Updating your browser will improve your web experience and maximize your security. Please upgrade to a more current browser.

Jim Moran Scholars

The Jim Moran Foundation, in partnership with Florida State University (FSU), annually recognizes Jim Moran Scholars – African-American high school seniors from South Florida and North Florida who are role models and have received admission to FSU with an identified financial barrier. Up to two scholars each year receive a four-year, needs-based scholarship with funding provided through the Jim Moran Institute for Global Entrepreneurship.

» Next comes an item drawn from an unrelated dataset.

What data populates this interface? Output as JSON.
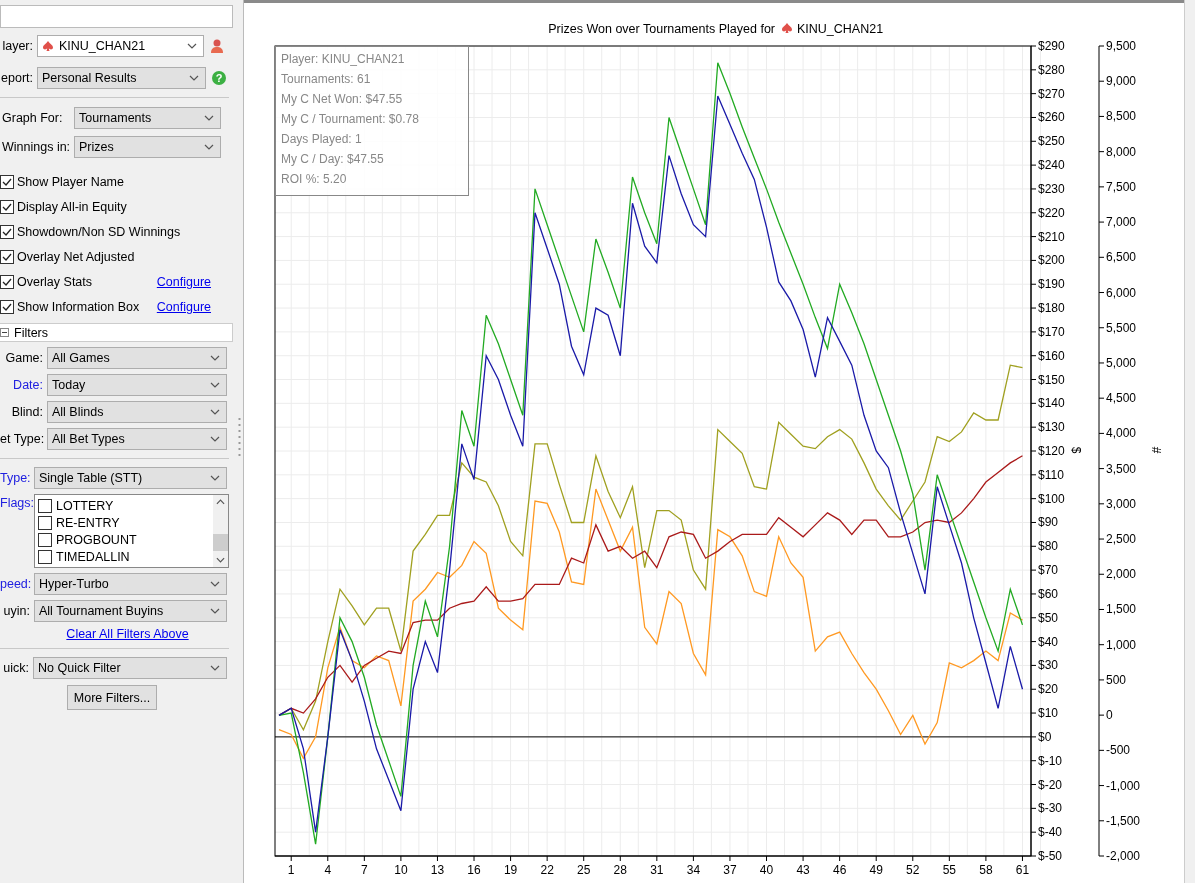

As a legacy scholarship established by our Founder, The Foundation does not accept any other unsolicited scholarship requests.

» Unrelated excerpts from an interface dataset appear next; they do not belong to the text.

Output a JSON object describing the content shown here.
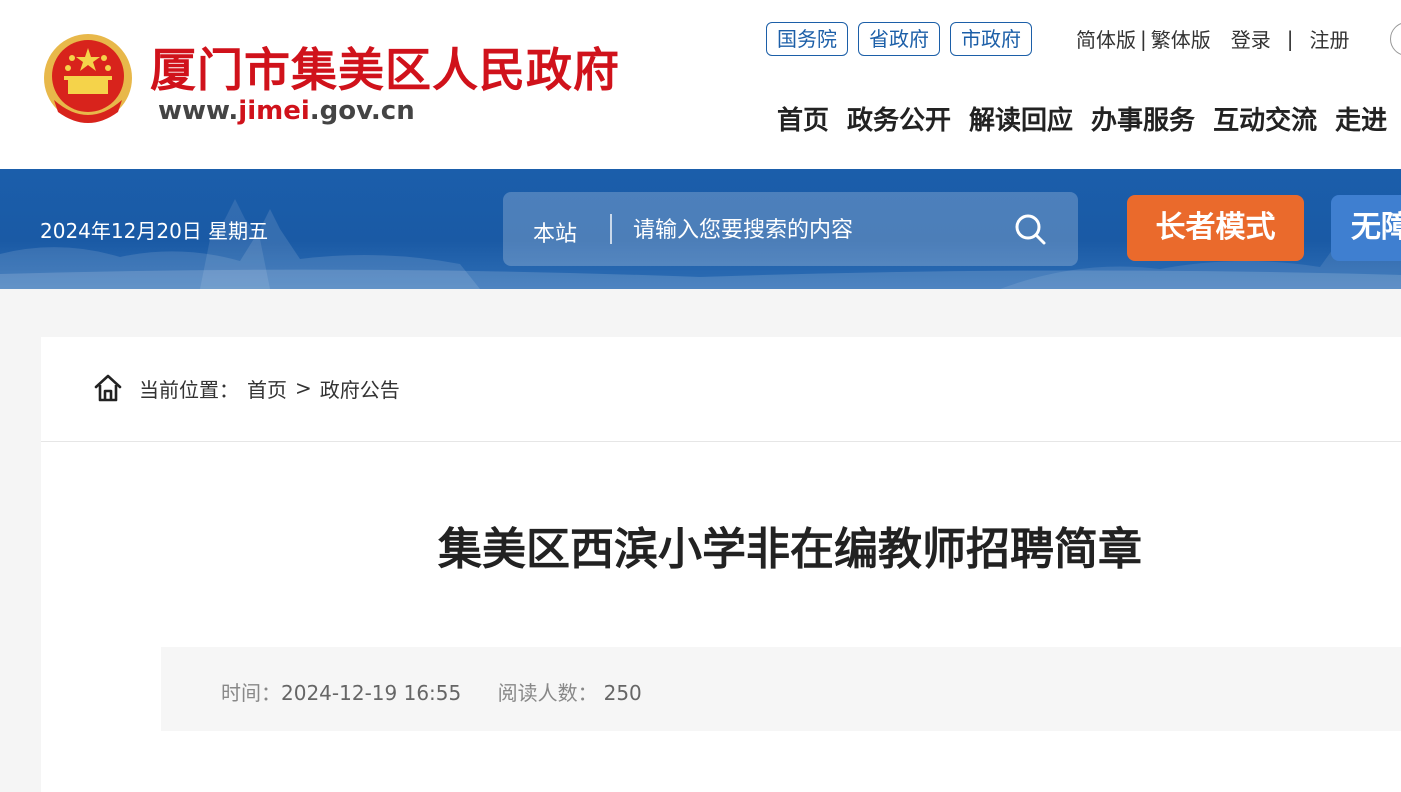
{
  "header": {
    "site_name": "厦门市集美区人民政府",
    "site_url_prefix": "www.",
    "site_url_highlight": "jimei",
    "site_url_suffix": ".gov.cn",
    "gov_links": [
      "国务院",
      "省政府",
      "市政府"
    ],
    "simplified": "简体版",
    "separator1": "|",
    "traditional": "繁体版",
    "login": "登录",
    "separator2": "|",
    "register": "注册",
    "nav": [
      "首页",
      "政务公开",
      "解读回应",
      "办事服务",
      "互动交流",
      "走进"
    ]
  },
  "banner": {
    "date": "2024年12月20日 星期五",
    "search_scope": "本站",
    "search_placeholder": "请输入您要搜索的内容",
    "elder_mode": "长者模式",
    "accessibility": "无障"
  },
  "breadcrumb": {
    "label": "当前位置：",
    "home": "首页",
    "sep": ">",
    "current": "政府公告"
  },
  "article": {
    "title": "集美区西滨小学非在编教师招聘简章",
    "time_label": "时间：",
    "time_value": "2024-12-19 16:55",
    "reads_label": "阅读人数：",
    "reads_value": "250"
  },
  "colors": {
    "brand_red": "#d0121b",
    "banner_blue": "#1b5eab",
    "elder_orange": "#ea6a2c"
  }
}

Please note: FSU determines eligibility for the scholarship and proactively contacts potential applicants.

2018 South Florida Scholar

Born and raised in North Miami, Jerry Jean-Pierre describes himself as a “perseverant, involved, open-minded Haitian-American.” Ranked second in his graduating class at North Miami Senior High School and part of the International Baccalaureate Programme, he was vice president of the engineering club, fundraising vice president for BookMasters club and founding member of Seeds of Change gardening club. Jerry says his mother’s commitment and efforts to provide for their family has taught him to work hard and motivates him to succeed. At FSU, Jerry plans to major in computer engineering. He hopes to own a technology company one day and give back to his community in a meaningful way as Jim Moran did.

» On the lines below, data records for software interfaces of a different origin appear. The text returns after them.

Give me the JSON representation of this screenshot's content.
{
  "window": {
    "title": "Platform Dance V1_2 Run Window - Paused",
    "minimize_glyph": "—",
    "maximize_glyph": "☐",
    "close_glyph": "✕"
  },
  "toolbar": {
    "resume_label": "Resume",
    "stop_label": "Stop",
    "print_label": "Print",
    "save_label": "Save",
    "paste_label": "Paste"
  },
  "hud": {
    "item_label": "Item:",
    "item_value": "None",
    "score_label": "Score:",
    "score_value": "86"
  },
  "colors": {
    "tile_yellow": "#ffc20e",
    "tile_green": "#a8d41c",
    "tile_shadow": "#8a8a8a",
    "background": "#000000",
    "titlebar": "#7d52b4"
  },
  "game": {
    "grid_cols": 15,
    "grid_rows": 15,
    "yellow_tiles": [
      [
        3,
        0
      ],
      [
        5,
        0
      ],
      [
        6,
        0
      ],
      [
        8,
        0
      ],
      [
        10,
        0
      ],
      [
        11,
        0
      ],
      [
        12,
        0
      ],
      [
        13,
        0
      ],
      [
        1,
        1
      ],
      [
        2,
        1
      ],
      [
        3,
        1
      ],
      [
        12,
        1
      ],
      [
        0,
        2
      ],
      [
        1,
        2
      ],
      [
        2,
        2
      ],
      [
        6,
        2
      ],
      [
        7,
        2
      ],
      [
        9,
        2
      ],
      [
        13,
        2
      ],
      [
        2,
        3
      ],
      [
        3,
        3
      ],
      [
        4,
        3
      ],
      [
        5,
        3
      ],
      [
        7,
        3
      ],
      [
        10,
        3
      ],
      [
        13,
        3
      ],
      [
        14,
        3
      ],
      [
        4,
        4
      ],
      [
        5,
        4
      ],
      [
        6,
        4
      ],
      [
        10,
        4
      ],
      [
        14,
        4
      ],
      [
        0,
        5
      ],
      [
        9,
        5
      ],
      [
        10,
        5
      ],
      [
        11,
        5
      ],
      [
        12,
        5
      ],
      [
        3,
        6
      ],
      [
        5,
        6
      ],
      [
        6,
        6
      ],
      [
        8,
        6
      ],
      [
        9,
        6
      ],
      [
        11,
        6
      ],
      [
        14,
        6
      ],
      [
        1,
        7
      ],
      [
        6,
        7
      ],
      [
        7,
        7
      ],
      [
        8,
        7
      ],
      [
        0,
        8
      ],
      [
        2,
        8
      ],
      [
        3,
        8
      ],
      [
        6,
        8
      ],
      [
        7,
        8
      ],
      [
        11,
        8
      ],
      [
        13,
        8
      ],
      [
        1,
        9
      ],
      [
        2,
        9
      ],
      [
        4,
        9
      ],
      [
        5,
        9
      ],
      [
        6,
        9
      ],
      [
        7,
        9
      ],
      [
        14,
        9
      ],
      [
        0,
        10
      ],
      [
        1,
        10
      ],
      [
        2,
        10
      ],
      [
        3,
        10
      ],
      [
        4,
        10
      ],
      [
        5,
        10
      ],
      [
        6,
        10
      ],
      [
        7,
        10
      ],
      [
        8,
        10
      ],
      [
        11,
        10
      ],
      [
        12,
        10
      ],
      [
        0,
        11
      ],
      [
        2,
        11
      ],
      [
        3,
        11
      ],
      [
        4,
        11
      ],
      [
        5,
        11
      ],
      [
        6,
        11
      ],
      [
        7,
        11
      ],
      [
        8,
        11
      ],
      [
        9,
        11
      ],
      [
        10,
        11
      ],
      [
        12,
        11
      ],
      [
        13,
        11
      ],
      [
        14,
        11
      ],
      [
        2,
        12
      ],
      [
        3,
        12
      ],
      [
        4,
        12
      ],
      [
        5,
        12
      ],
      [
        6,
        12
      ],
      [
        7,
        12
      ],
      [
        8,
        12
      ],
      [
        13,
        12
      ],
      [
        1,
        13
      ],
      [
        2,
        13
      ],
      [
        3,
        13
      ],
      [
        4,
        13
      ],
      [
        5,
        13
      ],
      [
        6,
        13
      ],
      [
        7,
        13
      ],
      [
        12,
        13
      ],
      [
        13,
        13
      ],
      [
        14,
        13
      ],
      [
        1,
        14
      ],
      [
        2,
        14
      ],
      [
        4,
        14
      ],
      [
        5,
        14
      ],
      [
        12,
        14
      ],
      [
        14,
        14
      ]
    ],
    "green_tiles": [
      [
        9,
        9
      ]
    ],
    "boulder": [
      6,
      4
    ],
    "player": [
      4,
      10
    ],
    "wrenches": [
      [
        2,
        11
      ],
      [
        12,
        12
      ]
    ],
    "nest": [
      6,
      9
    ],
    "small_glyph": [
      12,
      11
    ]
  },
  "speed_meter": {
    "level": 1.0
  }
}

2018 North Florida Scholar

Robel Mechal graduated from Darnell Cookman School of the Medical Arts with dual enrollment through Florida State College at Jacksonville. When he emigrated from Ethiopia with his family in 2009, he struggled to fit into American culture but noted “it made me someone who is resilient and proud of where they came from.”  Robel’s mother has been the most influential person in his life by coming to America to give him a better opportunity and always being there for him. In high school, Robel was involved in activities including Mayor’s Youth Council, Key Club and Envirothon Club. He also volunteered at the library and tutored other students. With math and science being his favorite subjects, he plans to major in computer engineering.